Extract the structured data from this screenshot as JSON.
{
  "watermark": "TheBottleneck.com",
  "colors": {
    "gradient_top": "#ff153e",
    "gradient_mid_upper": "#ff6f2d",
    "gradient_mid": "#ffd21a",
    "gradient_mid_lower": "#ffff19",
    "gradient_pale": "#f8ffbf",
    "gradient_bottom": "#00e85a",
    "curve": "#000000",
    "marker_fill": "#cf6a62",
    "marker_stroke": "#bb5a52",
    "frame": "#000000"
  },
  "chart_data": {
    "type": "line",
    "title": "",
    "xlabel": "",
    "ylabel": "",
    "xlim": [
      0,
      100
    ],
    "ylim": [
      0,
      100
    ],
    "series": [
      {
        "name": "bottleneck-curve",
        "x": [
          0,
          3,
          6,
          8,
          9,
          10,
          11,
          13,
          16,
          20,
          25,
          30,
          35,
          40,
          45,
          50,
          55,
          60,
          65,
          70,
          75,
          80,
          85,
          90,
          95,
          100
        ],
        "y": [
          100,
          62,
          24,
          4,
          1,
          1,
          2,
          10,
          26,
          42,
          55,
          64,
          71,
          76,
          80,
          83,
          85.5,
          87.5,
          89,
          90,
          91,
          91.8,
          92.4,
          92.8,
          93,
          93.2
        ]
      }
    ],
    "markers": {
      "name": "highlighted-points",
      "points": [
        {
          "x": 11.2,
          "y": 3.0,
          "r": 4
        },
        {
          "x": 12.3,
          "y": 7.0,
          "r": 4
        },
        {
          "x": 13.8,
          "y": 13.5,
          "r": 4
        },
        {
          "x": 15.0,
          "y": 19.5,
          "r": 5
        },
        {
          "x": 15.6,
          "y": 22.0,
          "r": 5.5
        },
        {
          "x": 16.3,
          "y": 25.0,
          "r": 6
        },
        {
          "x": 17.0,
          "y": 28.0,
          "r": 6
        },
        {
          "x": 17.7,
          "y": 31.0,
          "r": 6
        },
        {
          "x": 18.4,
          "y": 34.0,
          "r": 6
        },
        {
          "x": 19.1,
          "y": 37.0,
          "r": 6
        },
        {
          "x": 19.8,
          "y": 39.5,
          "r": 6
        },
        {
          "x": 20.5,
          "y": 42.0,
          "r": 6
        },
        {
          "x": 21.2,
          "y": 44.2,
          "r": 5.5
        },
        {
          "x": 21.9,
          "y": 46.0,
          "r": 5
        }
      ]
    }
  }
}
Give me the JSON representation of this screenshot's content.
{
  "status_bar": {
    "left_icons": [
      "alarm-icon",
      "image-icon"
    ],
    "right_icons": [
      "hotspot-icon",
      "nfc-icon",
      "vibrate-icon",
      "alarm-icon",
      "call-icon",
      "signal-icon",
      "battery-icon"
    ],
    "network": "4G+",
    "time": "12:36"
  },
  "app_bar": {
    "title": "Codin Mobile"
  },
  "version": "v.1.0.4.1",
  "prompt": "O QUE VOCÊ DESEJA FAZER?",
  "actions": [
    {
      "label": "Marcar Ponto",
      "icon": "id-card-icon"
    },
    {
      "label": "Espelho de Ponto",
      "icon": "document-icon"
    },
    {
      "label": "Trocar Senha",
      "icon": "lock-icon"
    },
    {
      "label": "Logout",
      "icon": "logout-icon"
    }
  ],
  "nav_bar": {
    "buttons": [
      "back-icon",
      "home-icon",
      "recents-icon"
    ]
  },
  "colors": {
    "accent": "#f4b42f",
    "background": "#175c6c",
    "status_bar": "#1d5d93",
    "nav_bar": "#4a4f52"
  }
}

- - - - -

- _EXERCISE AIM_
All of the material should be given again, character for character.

- _FINISHED EXERCISE_
Extract the structured data from this screenshot as JSON.
{
  "watermark": "TheBottleneck.com",
  "colors": {
    "gradient_top": "#ff153e",
    "gradient_mid_upper": "#ff6f2d",
    "gradient_mid": "#ffd21a",
    "gradient_mid_lower": "#ffff19",
    "gradient_pale": "#f8ffbf",
    "gradient_bottom": "#00e85a",
    "curve": "#000000",
    "marker_fill": "#cf6a62",
    "marker_stroke": "#bb5a52",
    "frame": "#000000"
  },
  "chart_data": {
    "type": "line",
    "title": "",
    "xlabel": "",
    "ylabel": "",
    "xlim": [
      0,
      100
    ],
    "ylim": [
      0,
      100
    ],
    "series": [
      {
        "name": "bottleneck-curve",
        "x": [
          0,
          3,
          6,
          8,
          9,
          10,
          11,
          13,
          16,
          20,
          25,
          30,
          35,
          40,
          45,
          50,
          55,
          60,
          65,
          70,
          75,
          80,
          85,
          90,
          95,
          100
        ],
        "y": [
          100,
          62,
          24,
          4,
          1,
          1,
          2,
          10,
          26,
          42,
          55,
          64,
          71,
          76,
          80,
          83,
          85.5,
          87.5,
          89,
          90,
          91,
          91.8,
          92.4,
          92.8,
          93,
          93.2
        ]
      }
    ],
    "markers": {
      "name": "highlighted-points",
      "points": [
        {
          "x": 11.2,
          "y": 3.0,
          "r": 4
        },
        {
          "x": 12.3,
          "y": 7.0,
          "r": 4
        },
        {
          "x": 13.8,
          "y": 13.5,
          "r": 4
        },
        {
          "x": 15.0,
          "y": 19.5,
          "r": 5
        },
        {
          "x": 15.6,
          "y": 22.0,
          "r": 5.5
        },
        {
          "x": 16.3,
          "y": 25.0,
          "r": 6
        },
        {
          "x": 17.0,
          "y": 28.0,
          "r": 6
        },
        {
          "x": 17.7,
          "y": 31.0,
          "r": 6
        },
        {
          "x": 18.4,
          "y": 34.0,
          "r": 6
        },
        {
          "x": 19.1,
          "y": 37.0,
          "r": 6
        },
        {
          "x": 19.8,
          "y": 39.5,
          "r": 6
        },
        {
          "x": 20.5,
          "y": 42.0,
          "r": 6
        },
        {
          "x": 21.2,
          "y": 44.2,
          "r": 5.5
        },
        {
          "x": 21.9,
          "y": 46.0,
          "r": 5
        }
      ]
    }
  }
}
Give me the JSON representation of this screenshot's content.
{
  "status_bar": {
    "left_icons": [
      "alarm-icon",
      "image-icon"
    ],
    "right_icons": [
      "hotspot-icon",
      "nfc-icon",
      "vibrate-icon",
      "alarm-icon",
      "call-icon",
      "signal-icon",
      "battery-icon"
    ],
    "network": "4G+",
    "time": "12:36"
  },
  "app_bar": {
    "title": "Codin Mobile"
  },
  "version": "v.1.0.4.1",
  "prompt": "O QUE VOCÊ DESEJA FAZER?",
  "actions": [
    {
      "label": "Marcar Ponto",
      "icon": "id-card-icon"
    },
    {
      "label": "Espelho de Ponto",
      "icon": "document-icon"
    },
    {
      "label": "Trocar Senha",
      "icon": "lock-icon"
    },
    {
      "label": "Logout",
      "icon": "logout-icon"
    }
  ],
  "nav_bar": {
    "buttons": [
      "back-icon",
      "home-icon",
      "recents-icon"
    ]
  },
  "colors": {
    "accent": "#f4b42f",
    "background": "#175c6c",
    "status_bar": "#1d5d93",
    "nav_bar": "#4a4f52"
  }
}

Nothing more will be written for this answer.